### Required work:
Report each line of the entries below that has the word "text" in it.

== Segment start ==

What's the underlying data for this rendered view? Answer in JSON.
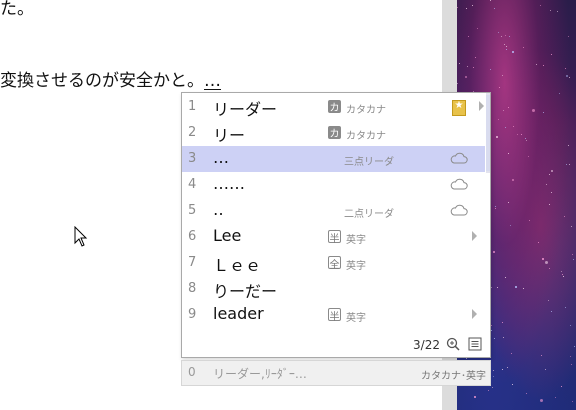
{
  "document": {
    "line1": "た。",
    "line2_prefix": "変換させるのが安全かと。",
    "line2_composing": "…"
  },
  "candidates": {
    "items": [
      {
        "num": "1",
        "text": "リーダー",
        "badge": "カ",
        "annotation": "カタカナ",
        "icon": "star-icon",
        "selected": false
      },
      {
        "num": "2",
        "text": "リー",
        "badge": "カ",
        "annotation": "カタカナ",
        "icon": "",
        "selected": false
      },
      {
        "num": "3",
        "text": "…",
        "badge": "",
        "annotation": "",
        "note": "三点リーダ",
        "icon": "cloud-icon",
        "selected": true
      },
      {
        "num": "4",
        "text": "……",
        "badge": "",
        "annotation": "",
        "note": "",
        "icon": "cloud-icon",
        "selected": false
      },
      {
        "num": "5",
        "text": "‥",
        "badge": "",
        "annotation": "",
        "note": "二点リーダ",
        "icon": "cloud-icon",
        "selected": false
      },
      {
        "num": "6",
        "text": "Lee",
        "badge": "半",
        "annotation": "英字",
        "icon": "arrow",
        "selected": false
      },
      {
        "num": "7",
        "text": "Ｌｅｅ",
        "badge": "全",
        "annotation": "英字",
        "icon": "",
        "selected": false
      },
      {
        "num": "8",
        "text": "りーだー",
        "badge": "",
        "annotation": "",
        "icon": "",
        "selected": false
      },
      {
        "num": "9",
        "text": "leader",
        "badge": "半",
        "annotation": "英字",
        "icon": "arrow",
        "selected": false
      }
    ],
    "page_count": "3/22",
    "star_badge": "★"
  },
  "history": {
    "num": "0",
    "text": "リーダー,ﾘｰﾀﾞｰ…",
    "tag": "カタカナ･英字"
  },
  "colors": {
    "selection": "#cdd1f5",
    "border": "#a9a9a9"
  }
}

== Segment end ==
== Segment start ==

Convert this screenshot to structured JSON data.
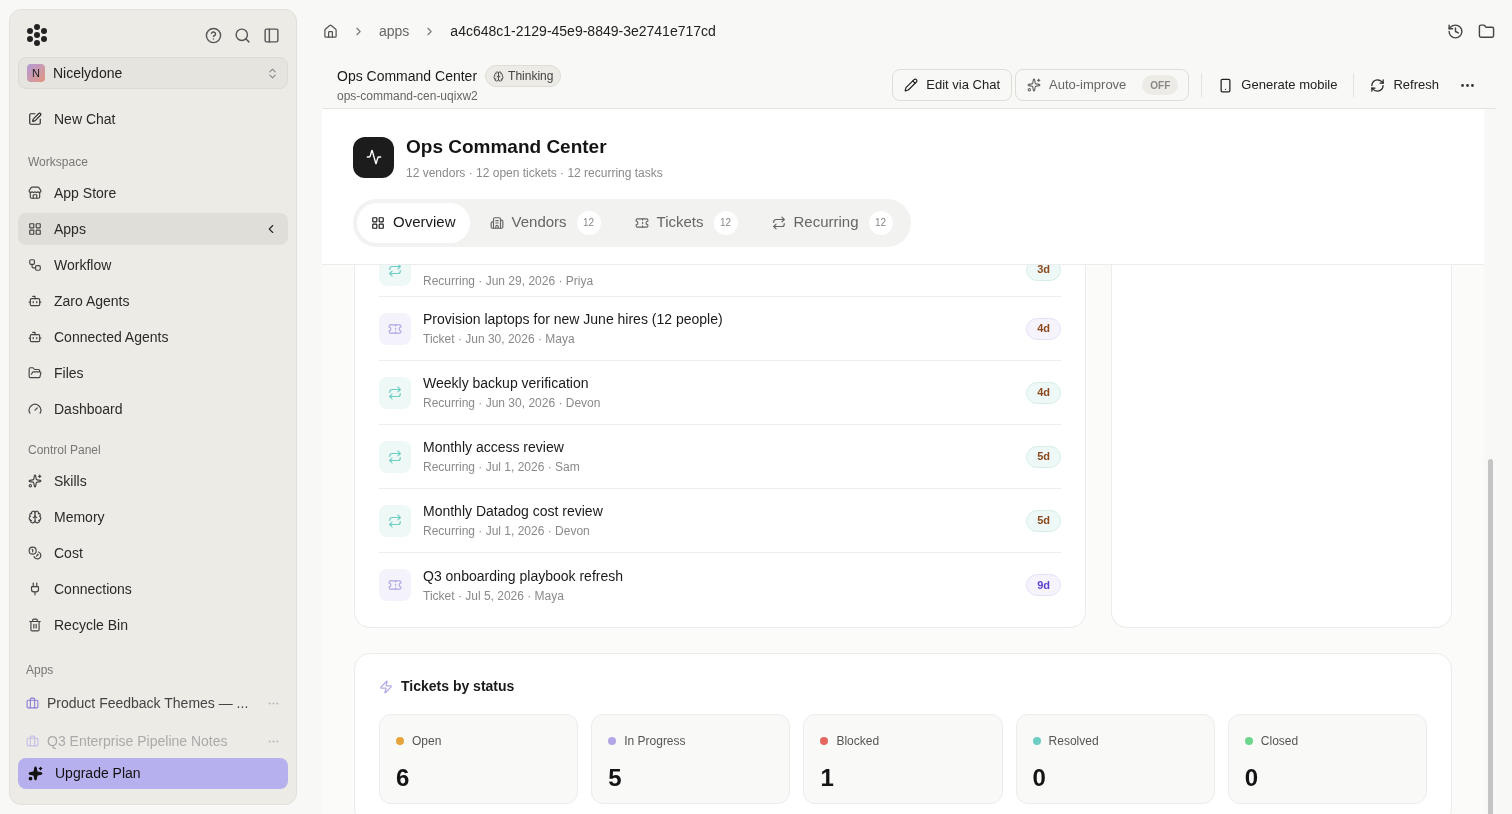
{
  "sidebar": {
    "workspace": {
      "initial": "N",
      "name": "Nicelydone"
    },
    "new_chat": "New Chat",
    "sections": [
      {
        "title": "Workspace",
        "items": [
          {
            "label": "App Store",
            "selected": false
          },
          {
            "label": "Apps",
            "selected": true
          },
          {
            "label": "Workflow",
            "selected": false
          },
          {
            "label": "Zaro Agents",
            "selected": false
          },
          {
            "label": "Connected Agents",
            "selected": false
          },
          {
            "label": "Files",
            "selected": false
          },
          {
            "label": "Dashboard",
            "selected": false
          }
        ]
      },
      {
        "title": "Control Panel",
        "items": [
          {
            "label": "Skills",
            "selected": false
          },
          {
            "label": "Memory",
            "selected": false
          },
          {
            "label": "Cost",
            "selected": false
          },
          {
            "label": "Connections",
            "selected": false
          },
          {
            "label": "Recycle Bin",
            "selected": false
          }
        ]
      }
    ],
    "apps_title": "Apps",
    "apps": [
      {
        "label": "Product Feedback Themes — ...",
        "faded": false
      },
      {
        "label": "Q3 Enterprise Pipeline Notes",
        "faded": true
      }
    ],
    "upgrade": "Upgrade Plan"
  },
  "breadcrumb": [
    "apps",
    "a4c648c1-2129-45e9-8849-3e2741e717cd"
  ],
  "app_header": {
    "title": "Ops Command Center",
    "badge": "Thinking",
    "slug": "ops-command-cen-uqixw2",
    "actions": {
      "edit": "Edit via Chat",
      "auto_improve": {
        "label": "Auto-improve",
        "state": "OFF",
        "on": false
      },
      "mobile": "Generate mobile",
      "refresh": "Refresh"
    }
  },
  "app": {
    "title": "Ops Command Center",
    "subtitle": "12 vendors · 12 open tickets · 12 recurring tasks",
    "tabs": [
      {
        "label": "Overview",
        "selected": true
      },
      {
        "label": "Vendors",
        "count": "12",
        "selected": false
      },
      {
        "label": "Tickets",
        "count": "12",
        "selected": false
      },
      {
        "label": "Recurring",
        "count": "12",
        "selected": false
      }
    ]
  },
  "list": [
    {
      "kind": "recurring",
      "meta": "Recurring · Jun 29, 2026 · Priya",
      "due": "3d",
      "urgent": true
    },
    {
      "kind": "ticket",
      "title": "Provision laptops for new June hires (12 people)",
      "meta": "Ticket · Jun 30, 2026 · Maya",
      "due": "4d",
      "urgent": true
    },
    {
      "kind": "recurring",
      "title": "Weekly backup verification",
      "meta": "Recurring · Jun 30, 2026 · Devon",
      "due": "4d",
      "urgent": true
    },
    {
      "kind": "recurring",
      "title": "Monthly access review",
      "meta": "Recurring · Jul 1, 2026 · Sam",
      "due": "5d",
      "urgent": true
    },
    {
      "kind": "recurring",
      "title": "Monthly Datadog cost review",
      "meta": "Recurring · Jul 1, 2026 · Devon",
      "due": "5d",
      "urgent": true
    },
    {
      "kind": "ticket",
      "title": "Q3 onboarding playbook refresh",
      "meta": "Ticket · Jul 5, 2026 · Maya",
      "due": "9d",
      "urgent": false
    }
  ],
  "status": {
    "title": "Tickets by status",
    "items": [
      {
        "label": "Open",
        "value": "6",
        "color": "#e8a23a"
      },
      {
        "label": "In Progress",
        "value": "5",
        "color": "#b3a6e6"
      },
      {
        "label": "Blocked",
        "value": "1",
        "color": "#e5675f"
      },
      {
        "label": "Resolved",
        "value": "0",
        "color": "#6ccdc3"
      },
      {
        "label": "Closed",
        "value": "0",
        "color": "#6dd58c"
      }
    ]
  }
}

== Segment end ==
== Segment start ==

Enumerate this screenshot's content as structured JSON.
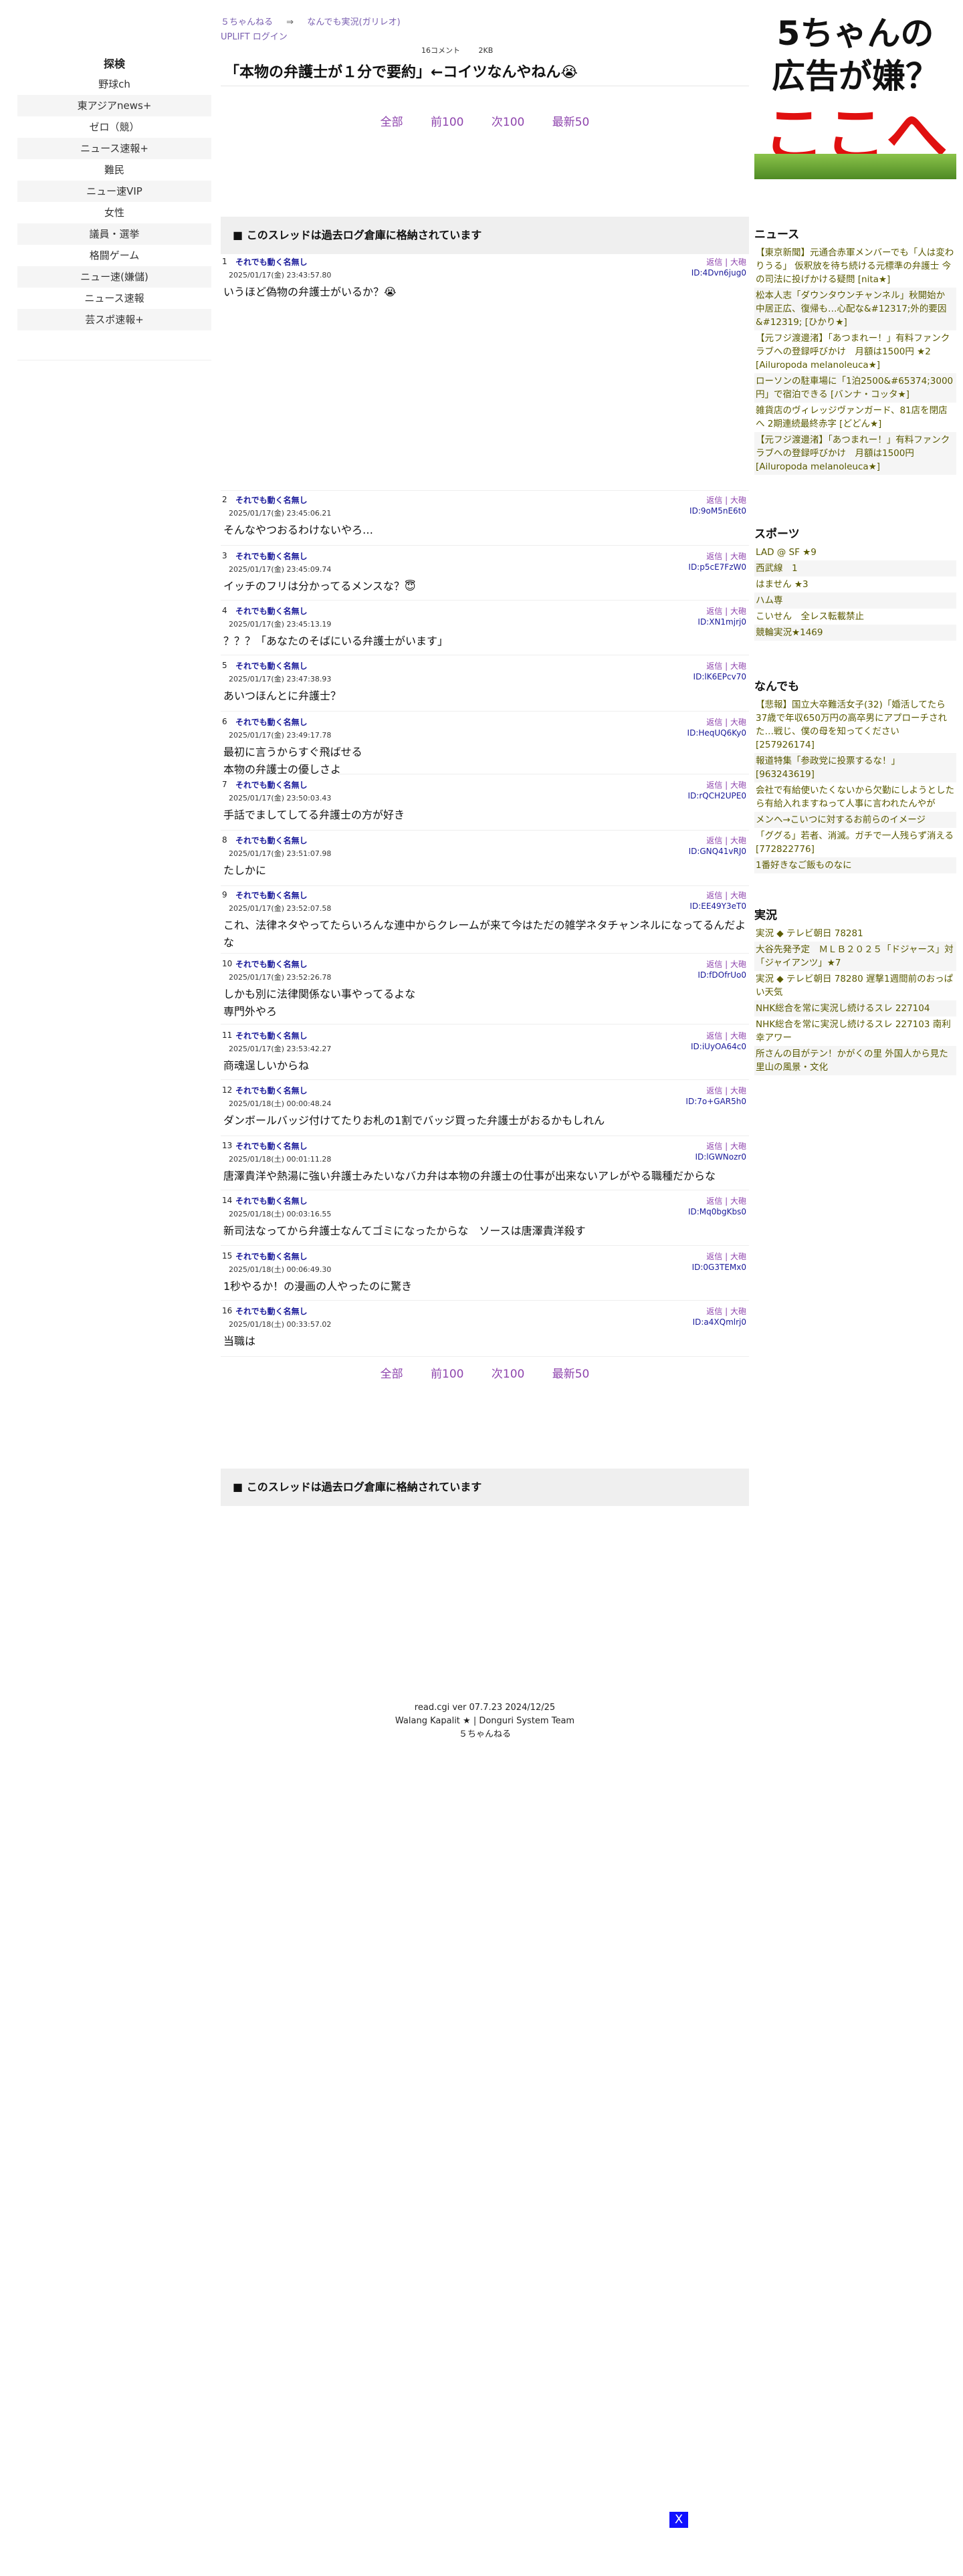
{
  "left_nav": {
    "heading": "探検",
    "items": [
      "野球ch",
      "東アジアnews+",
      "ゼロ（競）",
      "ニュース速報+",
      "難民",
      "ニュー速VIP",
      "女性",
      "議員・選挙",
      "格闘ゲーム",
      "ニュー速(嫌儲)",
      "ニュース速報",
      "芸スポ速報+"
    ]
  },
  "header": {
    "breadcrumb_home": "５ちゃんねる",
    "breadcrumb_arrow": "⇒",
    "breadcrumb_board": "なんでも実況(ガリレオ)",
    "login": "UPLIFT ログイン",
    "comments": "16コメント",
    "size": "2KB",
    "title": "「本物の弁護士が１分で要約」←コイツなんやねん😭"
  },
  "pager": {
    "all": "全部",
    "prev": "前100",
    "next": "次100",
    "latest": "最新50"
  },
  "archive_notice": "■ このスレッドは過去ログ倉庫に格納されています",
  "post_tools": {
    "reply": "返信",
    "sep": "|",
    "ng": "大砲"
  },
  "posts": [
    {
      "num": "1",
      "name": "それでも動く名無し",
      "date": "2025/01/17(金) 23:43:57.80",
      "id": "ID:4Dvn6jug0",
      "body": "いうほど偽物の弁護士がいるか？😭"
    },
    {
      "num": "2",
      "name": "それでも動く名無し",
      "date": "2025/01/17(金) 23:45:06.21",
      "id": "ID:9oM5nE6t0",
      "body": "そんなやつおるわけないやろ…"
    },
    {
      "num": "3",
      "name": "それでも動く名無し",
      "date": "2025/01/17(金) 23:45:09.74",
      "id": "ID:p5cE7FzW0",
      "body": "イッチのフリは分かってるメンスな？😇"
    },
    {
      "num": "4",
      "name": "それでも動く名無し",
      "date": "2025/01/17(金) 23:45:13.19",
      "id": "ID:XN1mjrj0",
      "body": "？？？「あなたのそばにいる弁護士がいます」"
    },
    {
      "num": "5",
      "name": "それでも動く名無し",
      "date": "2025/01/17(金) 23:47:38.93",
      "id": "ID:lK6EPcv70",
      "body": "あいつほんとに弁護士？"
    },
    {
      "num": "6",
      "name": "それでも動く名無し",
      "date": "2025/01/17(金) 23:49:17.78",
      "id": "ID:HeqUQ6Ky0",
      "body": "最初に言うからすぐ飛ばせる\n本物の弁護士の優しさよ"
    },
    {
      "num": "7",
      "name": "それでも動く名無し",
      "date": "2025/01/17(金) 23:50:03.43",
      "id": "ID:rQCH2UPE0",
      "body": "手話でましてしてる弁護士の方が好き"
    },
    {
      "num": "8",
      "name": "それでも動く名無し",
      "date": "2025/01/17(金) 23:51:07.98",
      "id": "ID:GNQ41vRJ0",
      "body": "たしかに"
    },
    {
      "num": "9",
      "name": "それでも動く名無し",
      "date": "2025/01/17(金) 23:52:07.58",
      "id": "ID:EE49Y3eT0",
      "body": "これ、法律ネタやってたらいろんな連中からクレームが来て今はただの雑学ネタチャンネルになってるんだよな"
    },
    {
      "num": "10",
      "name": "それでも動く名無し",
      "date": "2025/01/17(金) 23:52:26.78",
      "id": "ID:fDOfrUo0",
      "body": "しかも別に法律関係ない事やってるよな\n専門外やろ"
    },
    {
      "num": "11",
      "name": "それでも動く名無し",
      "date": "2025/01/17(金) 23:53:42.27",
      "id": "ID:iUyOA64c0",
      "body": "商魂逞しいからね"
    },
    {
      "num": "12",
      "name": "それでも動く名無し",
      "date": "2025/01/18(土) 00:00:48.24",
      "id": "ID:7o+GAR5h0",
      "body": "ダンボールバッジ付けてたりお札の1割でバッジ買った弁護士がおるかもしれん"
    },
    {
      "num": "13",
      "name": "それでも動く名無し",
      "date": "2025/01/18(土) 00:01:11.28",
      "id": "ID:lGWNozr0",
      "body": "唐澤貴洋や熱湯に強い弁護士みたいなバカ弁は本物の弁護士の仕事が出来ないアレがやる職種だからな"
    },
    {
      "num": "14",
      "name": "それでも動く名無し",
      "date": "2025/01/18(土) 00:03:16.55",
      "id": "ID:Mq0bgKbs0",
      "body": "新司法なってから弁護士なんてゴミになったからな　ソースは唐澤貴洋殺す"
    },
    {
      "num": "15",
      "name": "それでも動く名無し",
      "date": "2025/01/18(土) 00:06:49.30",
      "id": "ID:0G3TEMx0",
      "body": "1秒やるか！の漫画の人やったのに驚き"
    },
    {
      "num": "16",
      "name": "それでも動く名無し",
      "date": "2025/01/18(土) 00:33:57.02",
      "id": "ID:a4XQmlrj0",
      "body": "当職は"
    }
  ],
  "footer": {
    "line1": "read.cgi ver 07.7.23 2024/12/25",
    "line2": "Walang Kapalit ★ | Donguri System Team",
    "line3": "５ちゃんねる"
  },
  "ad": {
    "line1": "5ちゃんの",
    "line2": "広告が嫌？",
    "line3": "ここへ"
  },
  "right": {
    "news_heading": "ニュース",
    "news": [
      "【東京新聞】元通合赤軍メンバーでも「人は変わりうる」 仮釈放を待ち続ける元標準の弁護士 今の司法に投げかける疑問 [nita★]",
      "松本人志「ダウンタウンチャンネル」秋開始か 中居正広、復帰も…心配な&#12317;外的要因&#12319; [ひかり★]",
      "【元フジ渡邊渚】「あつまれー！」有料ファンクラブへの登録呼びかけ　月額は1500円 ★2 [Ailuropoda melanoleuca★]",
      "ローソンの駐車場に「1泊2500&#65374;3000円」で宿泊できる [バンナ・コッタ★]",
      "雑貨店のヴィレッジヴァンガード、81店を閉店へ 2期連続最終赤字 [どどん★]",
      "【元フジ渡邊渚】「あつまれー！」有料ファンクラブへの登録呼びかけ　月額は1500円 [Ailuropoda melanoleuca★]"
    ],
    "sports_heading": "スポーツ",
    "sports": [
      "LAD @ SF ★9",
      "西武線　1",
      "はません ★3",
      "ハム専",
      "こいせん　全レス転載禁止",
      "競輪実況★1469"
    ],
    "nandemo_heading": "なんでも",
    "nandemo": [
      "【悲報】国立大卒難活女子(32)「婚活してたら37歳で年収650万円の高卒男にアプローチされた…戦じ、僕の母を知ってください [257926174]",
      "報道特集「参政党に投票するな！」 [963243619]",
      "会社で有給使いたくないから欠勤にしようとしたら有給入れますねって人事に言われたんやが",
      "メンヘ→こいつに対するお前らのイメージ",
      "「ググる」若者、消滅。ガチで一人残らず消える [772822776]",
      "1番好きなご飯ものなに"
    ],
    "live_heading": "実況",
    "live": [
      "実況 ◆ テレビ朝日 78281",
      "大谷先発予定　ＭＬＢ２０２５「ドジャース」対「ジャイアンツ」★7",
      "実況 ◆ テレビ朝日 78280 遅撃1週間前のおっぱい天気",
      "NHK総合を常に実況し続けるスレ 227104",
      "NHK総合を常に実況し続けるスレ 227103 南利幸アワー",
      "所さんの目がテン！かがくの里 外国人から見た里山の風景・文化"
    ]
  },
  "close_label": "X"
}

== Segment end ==

### Problem solution:
        "text": "リーダー",
        "text": "リー",
        "text": "…",
        "text": "……",
        "text": "‥",
        "text": "Lee",
        "text": "Ｌｅｅ",
        "text": "りーだー",
        "text": "leader",
    "text": "リーダー,ﾘｰﾀﾞｰ…",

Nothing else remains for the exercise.